Discipline. I have to be rigorous with setting up structures in my life, being specific with my goals, and taking actions to align with my vision.
What do you love about being an artist?
I love the ability to make something out of nothing. Being an artist is being subversive, magical, vulnerable, and honest all of the time. What artists do is transformation work, liberation work, humanity work, dissent work, and social work. I love that all I am learning to do as an artist is using my voice.
Accessing resources like grants, calls for art, and friends are a big part of being an artist. What kind of resources have you used?
I’ve been loving this online platform called The Creative Independent. It’s a growing resource of emotional and practical guidance for creative people. They publish free zines on being healthy as a creative, dealing with anxiety as a creative, making a living as a creative, and finding your voice as a creative.
I love the Artist Way books, there are always a good reference to have if I need inspiration or momentum.
Friends and networks is where I get gigs and opportunities, I love deep personal connections and also many intersectional organizations like SPNN, FilmNorth, Springboard for the Arts.

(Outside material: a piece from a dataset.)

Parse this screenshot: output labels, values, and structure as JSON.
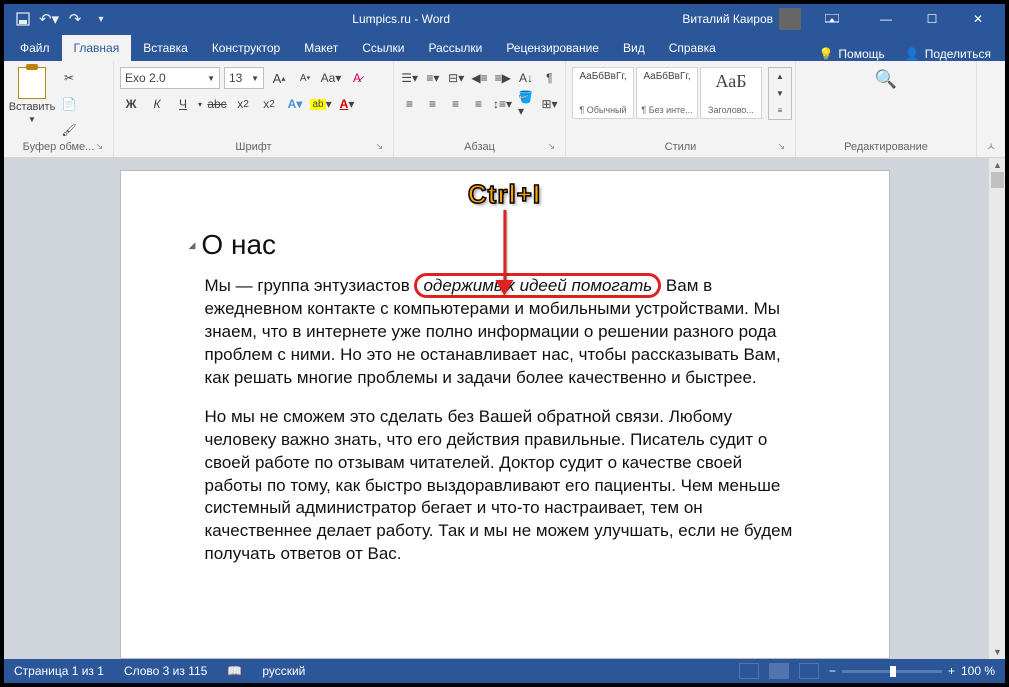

I have never heard of The Creative Independent! Thanks for sharing about it. What a great resource! Speaking of online stuff, where can we find you online?
Instagram: personal account @x140lu
film blog @erotic.lens
Are you working on something new?
I am on a journey of studying cinematography for the next three months. I want to learn how cinematographers think, plan, and communicate. I want to get more familiar with different aspects of filmmaking in order to elevate my abilities, skills, and effectiveness as a filmmaker.
I am really excited about all of the projects you are working on, Xiaolu. Thank you so much for answering my questions!
All images courtesy of the artist.
Artists I Admire is a series of interviews with artists I think highly of.